And these are no ordinary youth teams, either. In banlieues like Bondy, competition is fierce for a limited number of roster spots. Local scouts search for talent as young as 11 years old, and are now accustomed to fending off Premier League teams who have come to Europe’s most fertile scouting patch in search of the next Mbappé.

“We have the best young players in the country confronting each other every weekend.”

Sarcelles manager Mohamed Coulibaly

This hyper-competitive environment not only begets talent on an individual level, but also collectively broadens and deepens the base of the talent pyramid in cities across Europe:

It’s this level of competition and the sport’s popularity in Europe that makes kids dream of becoming professional footballers, leading to the next step in their development process: academies.

Development academies

Barcelona’s La Masia academy, often regarded as the best in the world

The most compelling explanation for why the US is inferior to Europe when it comes to soccer is their lack of focused development academies in terms of both quantity and quality.

European academies employ full-time scouts, whose sole mission is to find local youth talent. In London, for instance, this dude attends match after match to find the next Bukayo Saka. As such, standout players can be more easily discovered than in the US, where there are fewer academies with fewer scouts.

Once a European child lands at an academy, their experience compared to that of their American counterparts is night and day.

Take La Masia, for example. Barcelona's youth academy boasts state-of-the-art facilities where players live full time. They are literally eating, sleeping, and breathing soccer, under the instruction of world-class coaches whose mission is to develop players under one cohesive unit instilling Barça DNA in every child.
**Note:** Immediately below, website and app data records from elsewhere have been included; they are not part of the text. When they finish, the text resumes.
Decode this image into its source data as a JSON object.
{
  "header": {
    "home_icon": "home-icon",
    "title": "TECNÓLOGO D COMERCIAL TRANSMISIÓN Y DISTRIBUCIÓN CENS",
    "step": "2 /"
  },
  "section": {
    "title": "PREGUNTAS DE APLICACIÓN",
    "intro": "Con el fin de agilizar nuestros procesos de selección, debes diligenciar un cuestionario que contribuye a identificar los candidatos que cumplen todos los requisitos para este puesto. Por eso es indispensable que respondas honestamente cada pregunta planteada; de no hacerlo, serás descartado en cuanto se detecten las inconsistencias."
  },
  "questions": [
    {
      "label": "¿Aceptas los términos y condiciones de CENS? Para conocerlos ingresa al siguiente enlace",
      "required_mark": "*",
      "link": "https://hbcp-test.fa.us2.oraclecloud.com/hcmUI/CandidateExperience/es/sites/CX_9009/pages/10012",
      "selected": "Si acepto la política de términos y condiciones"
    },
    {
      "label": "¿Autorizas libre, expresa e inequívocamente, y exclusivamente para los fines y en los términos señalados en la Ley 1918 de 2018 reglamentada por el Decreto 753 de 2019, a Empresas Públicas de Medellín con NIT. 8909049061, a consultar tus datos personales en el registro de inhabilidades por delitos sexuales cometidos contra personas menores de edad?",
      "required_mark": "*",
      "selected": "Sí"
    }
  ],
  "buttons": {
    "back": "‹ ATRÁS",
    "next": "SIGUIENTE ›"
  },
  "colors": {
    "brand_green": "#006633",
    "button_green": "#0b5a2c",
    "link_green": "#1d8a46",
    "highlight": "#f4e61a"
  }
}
Compare this to America, where although academies do exist, the primary means of youth development is club teams. The intensity and level of coaching is sure higher than in school soccer, but a child might spend only 10-20 hours a week training and playing with their club team. After practice, American kids go home to their family, while La Masia youth are with each other 24/7.

Another factor hampering American youth is their coaches' obsession with winning. Club teams in the States tend to prioritize winning over developing a cohesive playing style, which usually stymies player development and favors bigger, stronger kids in lieu of those with soccer brains. How 'Murican. 🇺🇸
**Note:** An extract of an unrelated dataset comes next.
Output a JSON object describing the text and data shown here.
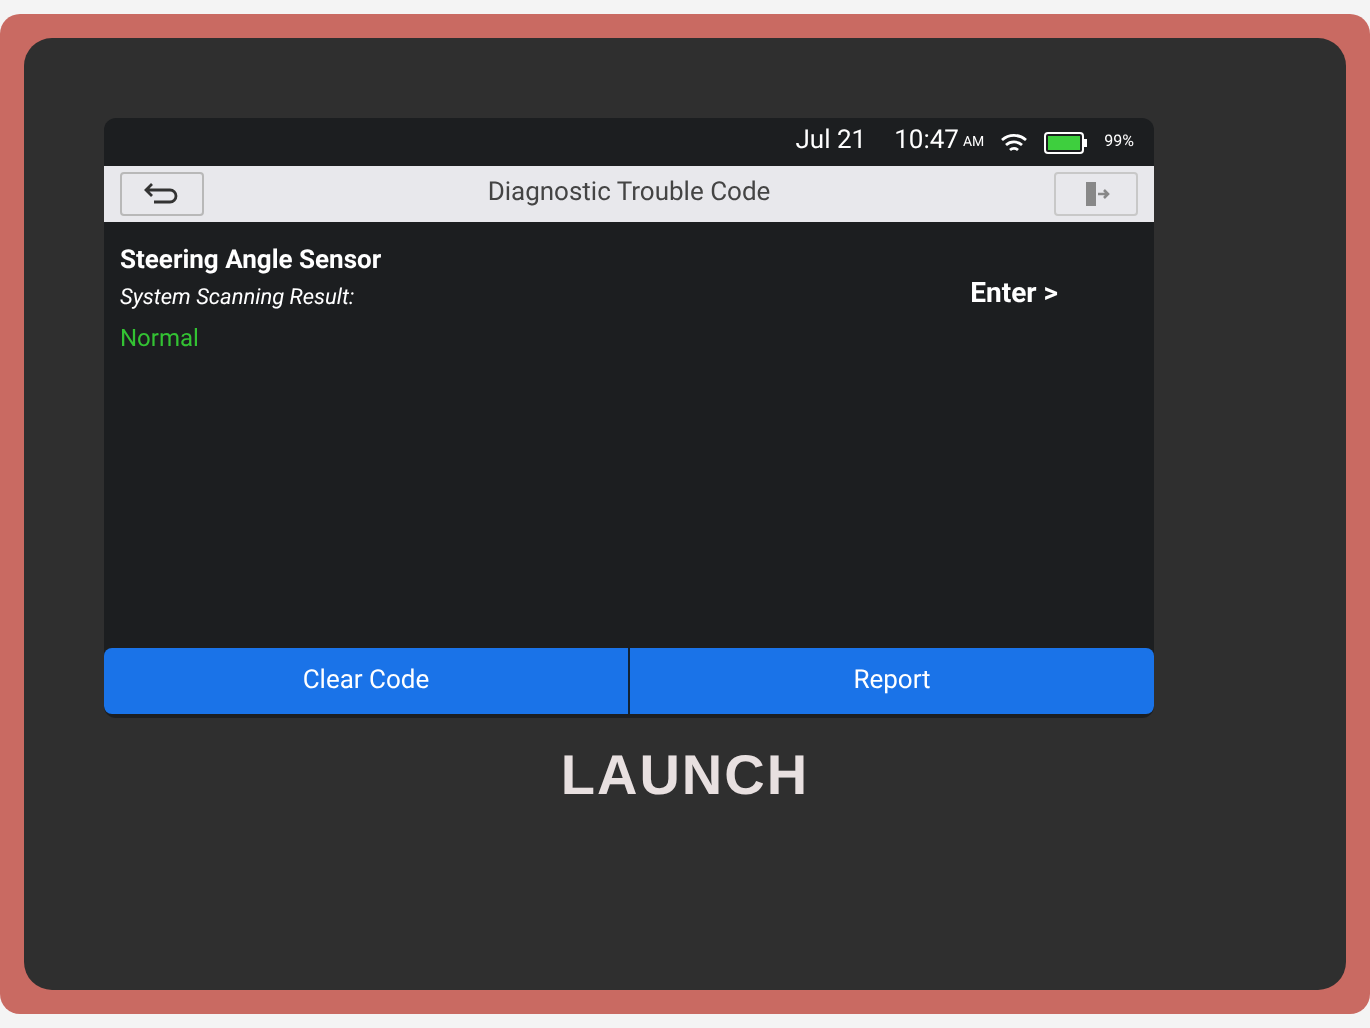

How shocking to see this in a piece comparing the United States to Europe! 💵 

One of the things I love most about the beautiful game is its simplicity and few barriers to entry. The primary reason it's the most popular sport on the planet is that anyone can play all you really need is a ball.
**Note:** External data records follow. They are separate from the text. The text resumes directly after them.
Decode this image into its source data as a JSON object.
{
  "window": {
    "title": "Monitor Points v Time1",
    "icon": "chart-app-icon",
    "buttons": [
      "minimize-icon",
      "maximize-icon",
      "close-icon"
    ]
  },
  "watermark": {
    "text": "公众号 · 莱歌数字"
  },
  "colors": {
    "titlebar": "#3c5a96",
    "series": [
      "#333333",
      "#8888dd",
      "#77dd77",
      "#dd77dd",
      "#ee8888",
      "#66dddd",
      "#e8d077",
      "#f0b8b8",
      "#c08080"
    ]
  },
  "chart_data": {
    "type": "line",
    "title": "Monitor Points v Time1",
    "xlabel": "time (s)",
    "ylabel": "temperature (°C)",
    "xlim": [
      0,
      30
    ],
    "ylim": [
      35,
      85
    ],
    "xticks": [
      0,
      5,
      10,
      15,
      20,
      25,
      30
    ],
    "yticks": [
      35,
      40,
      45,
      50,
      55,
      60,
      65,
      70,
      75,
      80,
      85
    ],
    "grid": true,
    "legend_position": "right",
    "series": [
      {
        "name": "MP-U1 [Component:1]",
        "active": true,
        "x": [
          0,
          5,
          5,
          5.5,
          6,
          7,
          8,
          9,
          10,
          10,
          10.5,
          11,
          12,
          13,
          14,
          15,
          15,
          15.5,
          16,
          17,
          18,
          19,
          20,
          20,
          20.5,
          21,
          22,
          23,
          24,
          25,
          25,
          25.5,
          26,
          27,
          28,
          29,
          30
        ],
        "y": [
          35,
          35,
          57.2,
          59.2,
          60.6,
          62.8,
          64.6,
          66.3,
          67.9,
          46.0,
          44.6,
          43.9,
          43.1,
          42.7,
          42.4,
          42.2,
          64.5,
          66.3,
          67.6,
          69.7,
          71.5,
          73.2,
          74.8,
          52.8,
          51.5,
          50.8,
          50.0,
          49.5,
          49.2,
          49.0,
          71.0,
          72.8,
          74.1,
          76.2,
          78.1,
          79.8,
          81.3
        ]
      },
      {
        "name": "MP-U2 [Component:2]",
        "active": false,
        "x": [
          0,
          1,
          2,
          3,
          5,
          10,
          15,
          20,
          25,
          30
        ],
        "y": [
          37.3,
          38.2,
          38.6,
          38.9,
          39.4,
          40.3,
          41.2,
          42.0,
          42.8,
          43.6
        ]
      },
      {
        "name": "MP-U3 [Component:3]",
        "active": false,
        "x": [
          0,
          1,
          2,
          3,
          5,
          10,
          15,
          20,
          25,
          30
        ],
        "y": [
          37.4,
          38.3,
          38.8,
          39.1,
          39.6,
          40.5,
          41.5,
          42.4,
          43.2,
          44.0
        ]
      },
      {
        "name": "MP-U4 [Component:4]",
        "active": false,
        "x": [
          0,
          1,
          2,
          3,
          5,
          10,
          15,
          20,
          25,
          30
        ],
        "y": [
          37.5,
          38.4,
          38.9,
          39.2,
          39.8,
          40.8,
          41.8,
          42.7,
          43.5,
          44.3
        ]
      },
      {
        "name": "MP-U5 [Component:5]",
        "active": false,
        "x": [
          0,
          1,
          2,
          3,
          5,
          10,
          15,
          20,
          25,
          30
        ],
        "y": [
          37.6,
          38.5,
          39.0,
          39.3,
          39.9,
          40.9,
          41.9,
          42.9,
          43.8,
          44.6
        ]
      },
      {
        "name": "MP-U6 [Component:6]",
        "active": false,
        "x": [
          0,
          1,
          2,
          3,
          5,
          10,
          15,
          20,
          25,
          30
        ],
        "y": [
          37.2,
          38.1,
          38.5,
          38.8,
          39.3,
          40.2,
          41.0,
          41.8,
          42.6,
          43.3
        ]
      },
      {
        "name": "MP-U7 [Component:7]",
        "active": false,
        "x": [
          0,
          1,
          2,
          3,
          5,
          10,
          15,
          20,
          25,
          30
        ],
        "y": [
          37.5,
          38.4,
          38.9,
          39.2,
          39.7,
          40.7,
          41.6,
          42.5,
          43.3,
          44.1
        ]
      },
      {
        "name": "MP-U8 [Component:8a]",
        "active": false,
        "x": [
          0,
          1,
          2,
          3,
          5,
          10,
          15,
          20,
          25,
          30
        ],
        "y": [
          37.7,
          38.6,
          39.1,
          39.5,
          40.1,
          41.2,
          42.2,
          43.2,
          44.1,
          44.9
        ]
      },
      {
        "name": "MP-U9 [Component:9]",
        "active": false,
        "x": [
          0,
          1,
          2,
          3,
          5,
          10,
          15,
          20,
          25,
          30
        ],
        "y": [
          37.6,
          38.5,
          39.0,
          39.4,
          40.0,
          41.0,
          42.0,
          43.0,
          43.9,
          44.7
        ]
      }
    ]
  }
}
The Beautiful Game in Benin

This isn't the case in America, where we've somehow managed to make the sport more expensive than our healthcare premiums. Participation in clubs and camps can cost thousands of dollars between sign-up fees, travel, and gear, practically making soccer in the States a sport of the upper and middle classes.

In Europe, academies are subsidized by clubs’ first teams, who benefit from having emerging talent in their ranks; Families of PSG's U11 girl's team only pay the club $200 to attend the academy for a year. Top academies even offer scholarships, so underprivileged youth can attend world-class academies for completely free.

Countless footballers have dragged themselves and their families out of poverty thanks to the willingness of clubs to take a chance on them. Imagine if Sporting Lisbon had never taken a shot on Cristiano Ronaldo.